Through it all, Fayulu refined his idea for Congo Clothing Company and advanced the brand.
“Education is important,” he says. “We think of ourselves as storytellers. We’re competing for attention. We’ve chosen fashion as our medium, and our ability to amplify the message rests in our ability to give people a compelling story that they can then internalize, own, and regurgitate. That’s how we spread the message.”
Congo Clothing Company’s logo is a zigzag in between two straight lines. Fayulu says it represents the merging of an ancient Congolese Kingdom known as Kuba (the zigzag) with a Western aesthetic (the straight lines). As the brand expands its product line, Fayulu has big dreams for the company.
“If you walk down the street in Boston or Cambridge, you can count the number of Patagonia jackets you see,” Fayulu says. “We want people to see that zigzag and for it to become a recognizable logo. Africa doesn’t have many ubiquitous brands, but that’s what we want Congo Clothing Company to become.

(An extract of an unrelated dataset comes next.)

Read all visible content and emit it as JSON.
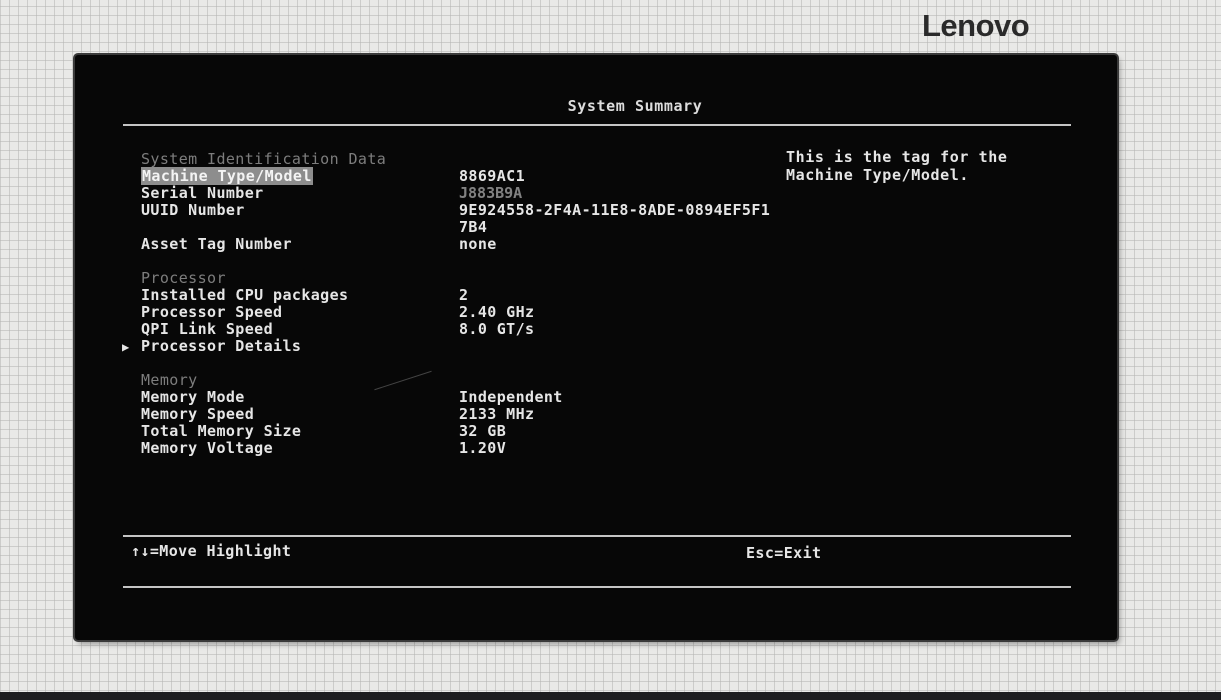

We want to become a part of people’s daily lives.”
The Panzi Hospital opened in 1999. It has since expanded to provide not only medical care but also psychological treatment, legal support, and job training. To date, it has helped more than 85,000 women.
Congo Clothing Company worked with Panzi to develop part of the job training curriculum to teach women how to sew. To date the company has funded more than 7,000 training days.
“If you don’t have anything when you get out of the hospital, you’ll never recover,” Fayulu says. “Once you complete the workshop, you have a skill and you can go back into society with a toolkit. Now survivors have a way to make a living, and survivors with kids can put them through school so that they’re not subject to being recruited by rebel groups. That way the violence decreases and you create a virtuous cycle in the communities.”
Eventually CCC wants to expand the partnership to have women manufacture and design parts of its clothing. In the meantime, with the help of Enrique Avina ’22 and current MIT undergraduate Rithvik Ganesh, CCC aims to deliver more impact digitally.
In that spirit, the company is developing an app it’s calling the “CCC Creator Studio” to provide a faster, more direct stream of income for the women.
“Shipping garments is a heavy lift,” Fayulu says. “Shipping designs is easier.”
All of CCC’s initiatives are distinct from the aid-based support vulnerable communities typically receive.
“There’s this savior complex, the idea is we’re going to shower these people with money and food, and we’ll feel good about ourselves, and that’s it,” Fayulu says. “Everyone welcomes aid if they need it, but what really changes things is when you teach people new skills. When you talk to these women, they want something they can run independently so they can rely on themselves. These women are not helpless — these women are very resilient. They’re some of the most resilient people out there.”